Our History



El Puente was founded in 1982 by Luis Garden Acosta who called together church leaders, artists, educators, health providers, and other community activists to stop the epidemic wave of violence in the Southside community of Williamsburg, Brooklyn. In a twelve-month period (July 1979 to June 1980) out of a population of a little over 30,000, 48 young people, virtually one adolescent every week, was assassinated in what the mass media termed as the “teenage gang capital of New York City.”

 In over three decades, El Puente has accomplished numerous headline initiatives while pioneering a national model for youth development within the context of overall community development.  Grounded in a holistic approach to leadership development for young people and their families, El Puente bridges the worlds of health, education, and the arts with activism and community empowerment. El Puente’s central focus, “see, judge and act”, adopted from the Young Christian Worker movement as well as the legacy of the Young Lords Party has galvanized a human rights movement that has inspired members and their families to lead community campaigns and initiatives, including:

  • Organizing the community to dissolve youth gangs and stop street violence.
  • Founding the Community Alliance For the Environment (CAFE), in partnership with UJO and NYPRG that toppled the development of a legislated, 55-story incinerator in Williamsburg.

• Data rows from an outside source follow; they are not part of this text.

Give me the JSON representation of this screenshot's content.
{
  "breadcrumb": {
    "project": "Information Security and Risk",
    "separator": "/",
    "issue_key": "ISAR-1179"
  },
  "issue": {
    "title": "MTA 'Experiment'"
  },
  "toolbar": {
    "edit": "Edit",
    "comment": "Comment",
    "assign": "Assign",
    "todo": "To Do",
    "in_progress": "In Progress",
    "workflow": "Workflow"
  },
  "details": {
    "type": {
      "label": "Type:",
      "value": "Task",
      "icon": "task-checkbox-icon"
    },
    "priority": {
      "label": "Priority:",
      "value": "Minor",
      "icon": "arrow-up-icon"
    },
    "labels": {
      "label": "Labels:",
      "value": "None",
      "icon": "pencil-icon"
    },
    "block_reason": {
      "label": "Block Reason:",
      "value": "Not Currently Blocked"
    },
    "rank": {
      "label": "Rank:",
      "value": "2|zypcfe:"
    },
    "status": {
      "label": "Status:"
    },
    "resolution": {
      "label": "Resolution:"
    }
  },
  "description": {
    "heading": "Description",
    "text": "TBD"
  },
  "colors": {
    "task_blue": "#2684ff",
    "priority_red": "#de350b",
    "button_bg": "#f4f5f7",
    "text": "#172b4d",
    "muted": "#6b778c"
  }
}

  • Co-founding the New York City Environmental Justice Alliance.
  • Shutting down New York City’s least performing and most violent high school (and writing the RFP that led to the creation of four smaller schools that replaced it).
  • Tearing down a wall that segregated children in a Brooklyn public school (P.S. 16) by leading a month-long, total student boycott.
  • Leading New York State’s most successful childhood immunization campaign.
  • Leading a diverse community coalition in a successful campaign to limit the activities of a radioactive and hazardous waste storage facility located in Williamsburg.
  • Reaching out to 5,000 of its Southside neighbors in a three-year asthma study that resulted in the first scientific, peer-reviewed article written by a community organization ever published by The American Journal of Public Health.
  • Creating Brooklyn’s most comprehensive Latino Center for Art and Culture.
  • Co-founding the Latino Commission on AIDS.
  • Creating the first continuously running HIV/AIDS Adolescent Drama Company, Teatro El Puente in America.
  • Co-founding the U.S. non-violent resistance movement (principally, with direct action at the United Nations) that helped bring an end to the bombing of Vieques, Puerto Rico.
  • Inaugurating the nation’s first public high school for human rights, the “A” rated, El Puente Academy for Peace and Justice.
  • Convening and facilitating Puerto Rico’s first Leadership Summit on Climate Change, engaging all sectors of Puerto Rican society and fostering the Governor’s signature on five Executive Orders in support of climate change mitigation, adaptation and resiliency that, taken collectively, lead U.S.